Incensed Egyptians stage protests after deaths

Egyptians incensed by the deaths of 74 people in football violence clashed with security forces on Thursday during protests against the army-led government for failing to prevent the deadliest incident since the overthrow of Hosni Mubarak.

Security forces fired tear gas at demonstrators near the headquarters of the Interior Ministry in Cairo, prompting hundreds to flee. "Down down with military rule," they chanted, many holding aloft pictures of those killed.

State media reported scuffles between members of the security forces and demonstrators who included hardcore fans known for confronting the police and who were on the frontlines of protests against the state in the last year.

Earlier, a Reuters witness saw a dozen masked youths remove a barbed wire barrier blocking one route to the Interior Ministry and then throwing stones at riot police standing guard.

The Interior Ministry said in a statement that security forces were protecting the building after protesters cut the wire barricades and climbed over concrete walls in an attempt to reach the building.

As tear gas cannisters flew, witnesses saw unconscious people being ferried away from the area on motorbikes and ambulances raced to the scene.

The incident at the stadium in Port Said on Wednesday night was Egypt's worst ever football disaster. Bodies were unloaded from a train at Cairo's main train station, covered by blankets.

"Where is my son?" screamed Fatma Kamal, whose frantic phone calls seeking news of her 18-year-old had gone unanswered. "To hell with the football match... give me back my boy."

At least 1,000 people were injured in the violence when fans invaded the pitch after local team Al-Masry beat Cairo-based Al Ahli, the most successful club in Africa.

Hundreds of al-Masry supporters surged across the pitch to the visitors' end and panicked Ahli fans dashed for the exit. But the steel doors were bolted shut and dozens were crushed to death in the stampede, witnesses said.

"I suddenly heard a commotion and ran to the door to find people getting crushed... with their legs stuck in between the iron bars," said Ahmed Moustafa Ali, an electrician employed at the stadium who witnessed the incident.
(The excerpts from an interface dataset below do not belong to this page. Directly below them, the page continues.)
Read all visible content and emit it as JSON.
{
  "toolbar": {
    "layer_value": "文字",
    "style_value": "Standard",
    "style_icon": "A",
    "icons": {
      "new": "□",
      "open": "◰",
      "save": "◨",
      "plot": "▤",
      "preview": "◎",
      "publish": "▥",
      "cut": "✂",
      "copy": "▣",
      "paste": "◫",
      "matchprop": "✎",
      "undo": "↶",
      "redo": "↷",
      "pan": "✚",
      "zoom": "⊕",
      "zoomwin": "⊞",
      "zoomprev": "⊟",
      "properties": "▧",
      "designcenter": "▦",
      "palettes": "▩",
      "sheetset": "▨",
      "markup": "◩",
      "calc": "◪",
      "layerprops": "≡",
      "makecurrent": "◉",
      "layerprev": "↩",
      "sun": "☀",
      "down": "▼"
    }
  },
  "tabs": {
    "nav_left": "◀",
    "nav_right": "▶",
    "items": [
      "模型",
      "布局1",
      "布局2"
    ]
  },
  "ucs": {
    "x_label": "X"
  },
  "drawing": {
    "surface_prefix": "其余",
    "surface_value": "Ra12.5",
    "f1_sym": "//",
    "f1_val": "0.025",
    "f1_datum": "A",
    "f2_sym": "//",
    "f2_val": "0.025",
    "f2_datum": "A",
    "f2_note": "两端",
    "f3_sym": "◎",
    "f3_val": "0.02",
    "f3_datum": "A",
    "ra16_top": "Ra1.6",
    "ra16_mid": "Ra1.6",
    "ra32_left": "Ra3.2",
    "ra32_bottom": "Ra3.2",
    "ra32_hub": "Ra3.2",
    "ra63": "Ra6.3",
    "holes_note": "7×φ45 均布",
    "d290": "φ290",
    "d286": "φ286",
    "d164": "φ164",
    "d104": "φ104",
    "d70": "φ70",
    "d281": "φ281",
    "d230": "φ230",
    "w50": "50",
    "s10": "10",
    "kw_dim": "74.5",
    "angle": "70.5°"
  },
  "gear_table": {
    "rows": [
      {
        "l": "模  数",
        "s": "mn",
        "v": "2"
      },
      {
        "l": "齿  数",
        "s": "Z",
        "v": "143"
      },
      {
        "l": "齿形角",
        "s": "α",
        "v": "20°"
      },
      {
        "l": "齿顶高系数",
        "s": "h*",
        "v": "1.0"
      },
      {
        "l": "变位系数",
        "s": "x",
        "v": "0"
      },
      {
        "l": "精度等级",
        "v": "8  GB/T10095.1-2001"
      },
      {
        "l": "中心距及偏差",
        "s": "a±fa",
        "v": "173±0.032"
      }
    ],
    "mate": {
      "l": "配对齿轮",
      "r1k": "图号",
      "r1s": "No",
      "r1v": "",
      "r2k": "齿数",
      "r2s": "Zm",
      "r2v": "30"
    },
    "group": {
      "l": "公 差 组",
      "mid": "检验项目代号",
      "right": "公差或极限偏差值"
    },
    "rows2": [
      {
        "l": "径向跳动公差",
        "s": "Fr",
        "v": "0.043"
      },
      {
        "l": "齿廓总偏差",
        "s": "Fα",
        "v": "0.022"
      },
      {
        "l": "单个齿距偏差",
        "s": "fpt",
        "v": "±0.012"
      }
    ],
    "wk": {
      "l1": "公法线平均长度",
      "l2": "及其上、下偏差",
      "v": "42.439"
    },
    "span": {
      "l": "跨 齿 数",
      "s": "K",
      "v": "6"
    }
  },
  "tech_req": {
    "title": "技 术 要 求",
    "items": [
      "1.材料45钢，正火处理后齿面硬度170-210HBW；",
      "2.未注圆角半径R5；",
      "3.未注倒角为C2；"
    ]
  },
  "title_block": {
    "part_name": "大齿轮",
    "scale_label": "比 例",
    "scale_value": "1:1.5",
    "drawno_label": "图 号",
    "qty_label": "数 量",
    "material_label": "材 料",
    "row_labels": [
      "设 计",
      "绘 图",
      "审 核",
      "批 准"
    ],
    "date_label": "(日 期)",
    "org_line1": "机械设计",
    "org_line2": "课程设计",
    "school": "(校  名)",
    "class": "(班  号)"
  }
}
"The doors were locked because the rules stipulate that we don't let fans leave at the same time," he said.

The gate lay broken outside the ground on Thursday. Under it lay a pool of blood and shoes were scattered around. The front page of one newspaper announced "A Massacre in Port Said."

The incident has triggered fresh criticism of the ruling military council, which has pledged to hand power to an elected president by the end of June. The head of the council said any attempts to cause instability would not succeed.

In the newly-elected parliament, MPs including the Islamists who control some 70 percent of the chamber demanded the government be held to account during an emergency session attended by Prime Minister Kamal al-Ganzouri.

Addressing angry lawmakers, Ganzouri said senior security chiefs in Port Said and the city's governor had been suspended and the football federation's board had been sacked. But he disappointed those seeking tougher steps, such as firing the interior minister.

Some MPs echoed the suspicion of